Though he handles the humorous moments without a problem Hemsworth struggles with some of the more dramatic scenes in the movie; the result of over-acting and too much time spent on the Australian soap opera Home and Away. Luckily he’s surrounded by a stellar supporting cast that fills the void. Most impressive is Tom Hiddleston who gives a truly humanistic performance as the jealous Loki. His arc steeped in Shakespearean tragedy (like Thor’s) drums up genuine sympathy that one rarely has for a comic book movie villain.
My grievances with the technical aspects of the production aside Branagh has succeeded in further exploring the Marvel Universe with a film that works both as a standalone superhero flick and as the next chapter in the story of The Avengers. Thor is very much a comic book film and doesn’t hide from the reputation that its predecessors have given the sub-genre or the tropes that define it. Balanced pretty evenly between “serious” and “silly ” its scope is large enough to please fans well versed in the source material but its tone is light enough to make it a mainstream hit.
The God of Legion secular Hollywood’s latest Biblically-inspired action flick is old-school an angry spiteful Almighty with a penchant for Old Testament theatrics. Fed up with humanity’s decadent warmongering ways He’s decided to pull the plug on the whole crazy experiment and start over from scratch.

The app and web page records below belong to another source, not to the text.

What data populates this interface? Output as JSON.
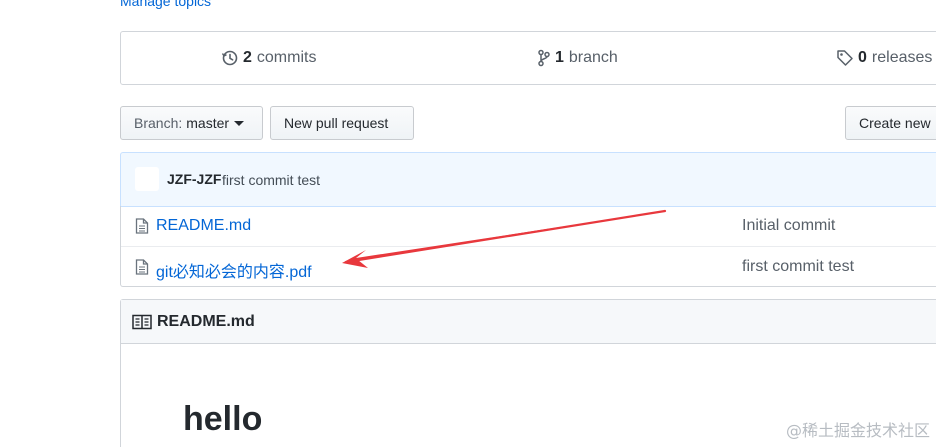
{
  "topics": {
    "manage_label": "Manage topics"
  },
  "summary": {
    "commits": {
      "count": "2",
      "label": "commits",
      "icon": "history-icon"
    },
    "branches": {
      "count": "1",
      "label": "branch",
      "icon": "git-branch-icon"
    },
    "releases": {
      "count": "0",
      "label": "releases",
      "icon": "tag-icon"
    }
  },
  "toolbar": {
    "branch_prefix": "Branch:",
    "branch_name": "master",
    "new_pr_label": "New pull request",
    "create_new_label": "Create new"
  },
  "latest_commit": {
    "author": "JZF-JZF",
    "message": "first commit test"
  },
  "files": [
    {
      "name": "README.md",
      "commit_message": "Initial commit",
      "icon": "file-icon"
    },
    {
      "name": "git必知必会的内容.pdf",
      "commit_message": "first commit test",
      "icon": "file-icon"
    }
  ],
  "readme": {
    "title": "README.md",
    "heading": "hello",
    "icon": "book-icon"
  },
  "annotation": {
    "color": "#e8383d"
  },
  "watermark": "@稀土掘金技术社区"
}
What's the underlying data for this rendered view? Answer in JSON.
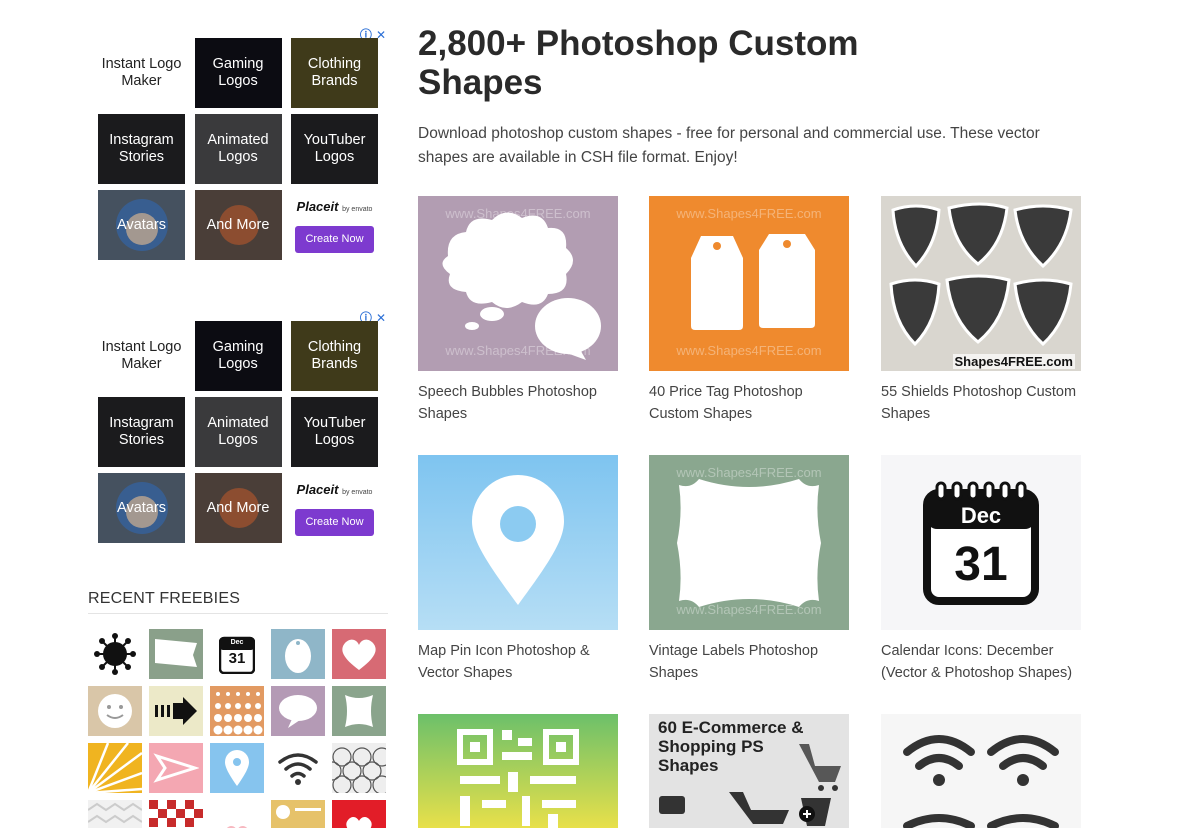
{
  "ads": [
    {
      "tiles": [
        "Instant Logo Maker",
        "Gaming Logos",
        "Clothing Brands",
        "Instagram Stories",
        "Animated Logos",
        "YouTuber Logos",
        "Avatars",
        "And More"
      ],
      "placeit": {
        "logo": "Placeit",
        "by": "by envato",
        "button": "Create Now"
      }
    },
    {
      "tiles": [
        "Instant Logo Maker",
        "Gaming Logos",
        "Clothing Brands",
        "Instagram Stories",
        "Animated Logos",
        "YouTuber Logos",
        "Avatars",
        "And More"
      ],
      "placeit": {
        "logo": "Placeit",
        "by": "by envato",
        "button": "Create Now"
      }
    }
  ],
  "ad_icons": {
    "info": "ⓘ",
    "close": "✕"
  },
  "sidebar": {
    "recent_title": "RECENT FREEBIES",
    "calendar_thumb": {
      "month": "Dec",
      "day": "31"
    }
  },
  "main": {
    "title": "2,800+ Photoshop Custom Shapes",
    "intro": "Download photoshop custom shapes - free for personal and commercial use. These vector shapes are available in CSH file format. Enjoy!",
    "watermark": "www.Shapes4FREE.com",
    "cards": [
      {
        "caption": "Speech Bubbles Photoshop Shapes"
      },
      {
        "caption": "40 Price Tag Photoshop Custom Shapes"
      },
      {
        "caption": "55 Shields Photoshop Custom Shapes",
        "brand": "Shapes4FREE.com"
      },
      {
        "caption": "Map Pin Icon Photoshop & Vector Shapes"
      },
      {
        "caption": "Vintage Labels Photoshop Shapes"
      },
      {
        "caption": "Calendar Icons: December (Vector & Photoshop Shapes)",
        "month": "Dec",
        "day": "31"
      },
      {
        "caption": ""
      },
      {
        "caption": "",
        "overlay": "60 E-Commerce & Shopping PS Shapes"
      },
      {
        "caption": ""
      }
    ]
  },
  "colors": {
    "accent_purple": "#7d3acf",
    "ad_icon_blue": "#2b6fd6"
  }
}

Fortunately for us the God of Legion is also a rather lazy fellow. Instead of doing the apocalyptic work himself and wiping us out with a giant flood which worked perfectly well last time He opts to delegate the task to His army of angels — a questionable strategy that starts to fall apart when the archangel charged with leading the planned extermination Michael (Paul Bettany) refuses to comply.
Michael who unlike his boss still harbors affection for our sorry species abandons his post and descends to earth where inside the swollen belly of Charlie (Adrianne Palicki) an unwed mother-to-be working as a waitress in an out-of-the-way diner sits humanity’s lone hope for survival. Why is this particular baby so important? Is it the one destined to lead us to victory over Skynet? Heaven knows — Legion reveals little details its script devoid of actual scripture. What is clear is that God’s celestial hitmen want the kid whacked before it’s born.

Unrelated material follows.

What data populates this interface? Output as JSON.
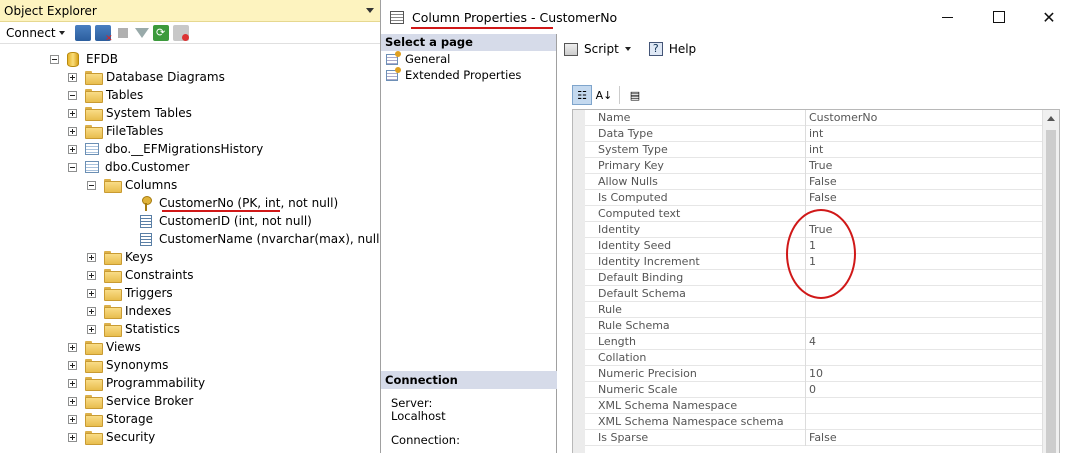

But Michael won’t let humanity fall without a fight. Armed with a Waco-sized arsenal of assault weapons he hunkers down with the diner’s patrons a largely superfluous collection of thinly-sketched caricatures from various demographic groups led by Dennis Quaid as the diner’s grizzled owner Tyrese Gibson as a hip-hop hustler and Lucas Black as a simple-minded country boy.

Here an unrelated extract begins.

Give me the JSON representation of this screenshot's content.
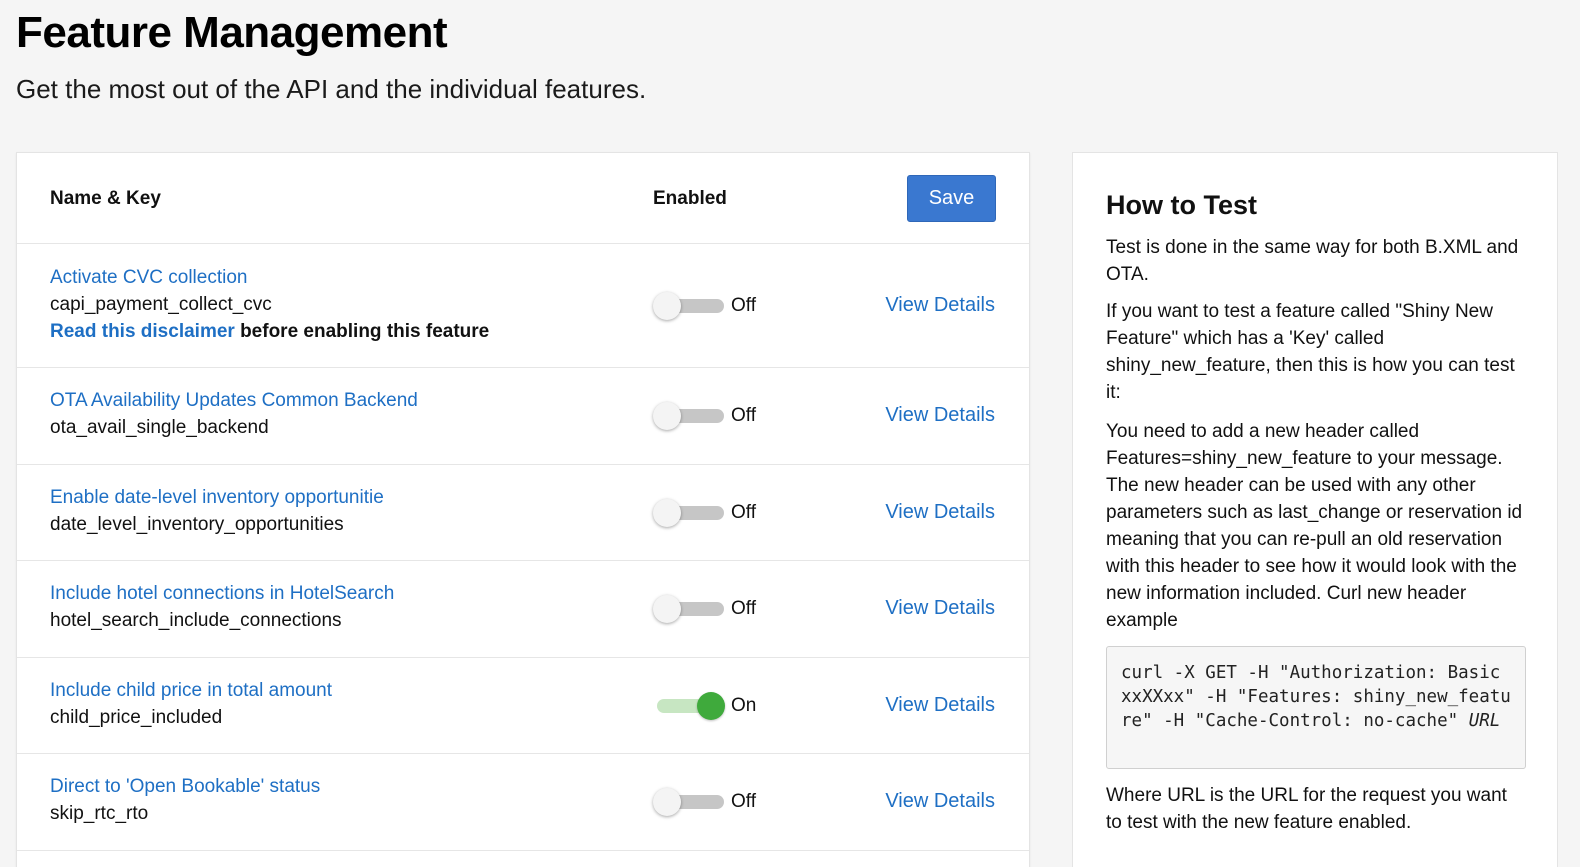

Together they mount a heroic final stand against hordes of angels who’ve taken possession of “weak-willed” humans turning kindly old grandmas and mild-mannered ice cream vendors into snarling ravenous foul-mouthed beasts. They descend upon the ramshackle diner in a series of full-frontal assaults commanded by the archangel Gabriel (Kevin Durand) the George Pickett of End of Days generals.
Beneath its superficial religious facade Legion is really just a run-of-the-mill zombie flick a Biblical I Am Legend. Bettany an actor accustomed to smaller dramatic roles in films like A Beautiful Mind and The Da Vinci Code looks perfectly at ease in his first major action role wielding machine guns and bowie knives with equal aplomb. Conversely first-time director Scott Stewart a former visual effects artist does little to prove himself worthy of such a promotion serving up some impressive CGI work but not much else worthy of note.